Hundreds of angry Kenyans demonstrated in the streets of the capital Tuesday, outraged by legislators' recent decision to award themselves $110,000 each in a special pay package amid a struggling national economy and government pay demands from public workers.
It has been less than a week since lawmakers granted themselves a sum of more than $24 million and unanimously endorsed a proposal to levy a 10-percent tax on mobile money transfer services to fund it, which means Kenyans will have to foot the bill.
According to The Associated Press, the country's 222 legislators are each paid about $120,000 annually, "one of the highest pay packages in the world when compared to what the lawmakers' constituents make — around $5 a day for the average Kenyan."

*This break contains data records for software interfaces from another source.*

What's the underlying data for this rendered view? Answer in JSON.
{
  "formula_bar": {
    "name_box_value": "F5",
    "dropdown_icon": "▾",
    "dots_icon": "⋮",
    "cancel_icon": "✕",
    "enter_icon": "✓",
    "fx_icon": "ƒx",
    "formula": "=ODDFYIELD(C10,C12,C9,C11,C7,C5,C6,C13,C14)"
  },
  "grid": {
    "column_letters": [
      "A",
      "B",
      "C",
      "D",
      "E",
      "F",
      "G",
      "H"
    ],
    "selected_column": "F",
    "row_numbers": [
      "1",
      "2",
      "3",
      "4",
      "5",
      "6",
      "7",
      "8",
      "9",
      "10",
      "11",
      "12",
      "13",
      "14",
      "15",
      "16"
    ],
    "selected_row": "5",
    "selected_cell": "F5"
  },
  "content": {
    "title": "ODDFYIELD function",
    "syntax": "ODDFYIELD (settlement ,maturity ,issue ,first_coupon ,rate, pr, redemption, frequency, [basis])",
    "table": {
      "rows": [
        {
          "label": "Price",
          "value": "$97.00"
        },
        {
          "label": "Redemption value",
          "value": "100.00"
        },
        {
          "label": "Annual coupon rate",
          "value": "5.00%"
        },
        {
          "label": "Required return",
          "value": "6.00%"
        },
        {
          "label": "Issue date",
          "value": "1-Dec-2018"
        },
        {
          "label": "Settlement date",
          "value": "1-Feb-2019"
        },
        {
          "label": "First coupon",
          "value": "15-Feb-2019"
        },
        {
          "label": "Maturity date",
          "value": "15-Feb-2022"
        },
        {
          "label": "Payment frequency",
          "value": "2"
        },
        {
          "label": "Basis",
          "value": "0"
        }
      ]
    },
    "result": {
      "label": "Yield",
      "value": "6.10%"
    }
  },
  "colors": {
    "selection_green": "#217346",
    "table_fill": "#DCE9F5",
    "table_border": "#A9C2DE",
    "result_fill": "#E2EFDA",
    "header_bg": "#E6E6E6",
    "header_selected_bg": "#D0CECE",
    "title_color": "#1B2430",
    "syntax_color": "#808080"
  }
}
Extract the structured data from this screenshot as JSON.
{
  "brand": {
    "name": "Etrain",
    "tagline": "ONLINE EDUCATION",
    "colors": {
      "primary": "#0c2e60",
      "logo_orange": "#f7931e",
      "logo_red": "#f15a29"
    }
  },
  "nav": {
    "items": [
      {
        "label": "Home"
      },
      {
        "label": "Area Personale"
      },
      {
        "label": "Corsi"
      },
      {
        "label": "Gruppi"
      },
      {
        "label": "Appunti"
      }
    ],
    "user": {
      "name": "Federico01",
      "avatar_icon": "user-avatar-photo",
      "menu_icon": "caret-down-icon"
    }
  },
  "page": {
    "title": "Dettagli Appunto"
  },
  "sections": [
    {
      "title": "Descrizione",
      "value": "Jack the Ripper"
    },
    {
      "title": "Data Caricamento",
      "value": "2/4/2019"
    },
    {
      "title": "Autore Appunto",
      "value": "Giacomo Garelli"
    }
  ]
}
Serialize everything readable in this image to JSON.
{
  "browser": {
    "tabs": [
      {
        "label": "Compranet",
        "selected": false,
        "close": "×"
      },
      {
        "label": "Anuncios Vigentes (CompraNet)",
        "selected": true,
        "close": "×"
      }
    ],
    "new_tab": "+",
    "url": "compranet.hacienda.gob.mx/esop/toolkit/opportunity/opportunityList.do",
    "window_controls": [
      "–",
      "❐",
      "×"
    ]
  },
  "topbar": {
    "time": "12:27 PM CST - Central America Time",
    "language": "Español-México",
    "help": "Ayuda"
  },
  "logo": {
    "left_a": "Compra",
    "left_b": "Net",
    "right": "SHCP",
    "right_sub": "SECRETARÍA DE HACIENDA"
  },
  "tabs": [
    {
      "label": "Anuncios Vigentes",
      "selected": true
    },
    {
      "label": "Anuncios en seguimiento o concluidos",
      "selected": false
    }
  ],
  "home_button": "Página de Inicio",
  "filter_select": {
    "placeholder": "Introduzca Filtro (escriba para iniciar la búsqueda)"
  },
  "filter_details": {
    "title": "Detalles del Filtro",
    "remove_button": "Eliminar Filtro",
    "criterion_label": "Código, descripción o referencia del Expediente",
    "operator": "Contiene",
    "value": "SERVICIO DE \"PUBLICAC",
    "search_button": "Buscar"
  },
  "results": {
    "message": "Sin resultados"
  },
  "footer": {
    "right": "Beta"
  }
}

Groups of chanting protesters decried members of parliament for burdening ordinary Kenyans by taxing services they rely on.
"We’ve really set a precedent in disproving the notion that Kenyans are pathetic," said Muthoni Maingi, an entrepreneur who helped to organize the demonstration. "Kenyans from all walks of life are completely together in solidarity with the fact that we cannot allow our MPs to impose policies on us that only benefit them.
"It’s about time they pay doctors, teachers, nurses — [that they] did better by us," she added. "In terms of institutions, our children go to school without libraries."
Last month Kenya faced a wave of strikes by public workers demanding pay raises.
Kenyan blogger Robert Alai, who also led Tuesday's protest, said no workers decide how much they should get paid, and that members of parliament should be no different.
“How many of Kenyan workers, the public servants, civil servants, get to decide on how much [they] want to be paid?" he said. "The MPs decide that 'today I am going to get away with 9 million after working for five years.' How many of Kenyans get to away after five years? They got to go home with a bonus of 10 million.
“The middle class Kenyans, the working class Kenyans, the Kenyans of social media — we’ve never got a way to voice our concerns about the MPs," he added, describing the protest as unprecedented. "The MPs have to hear this."
The amended bill to tax mobile services to cover the legislators' bonus has been submitted to Kenya's attorney general and is awaiting the president’s signature.
President Mwai Kibaki, who has not indicated whether he will sign the bill, left the country on Monday to attend two days of talks with his Ugandan counterpart.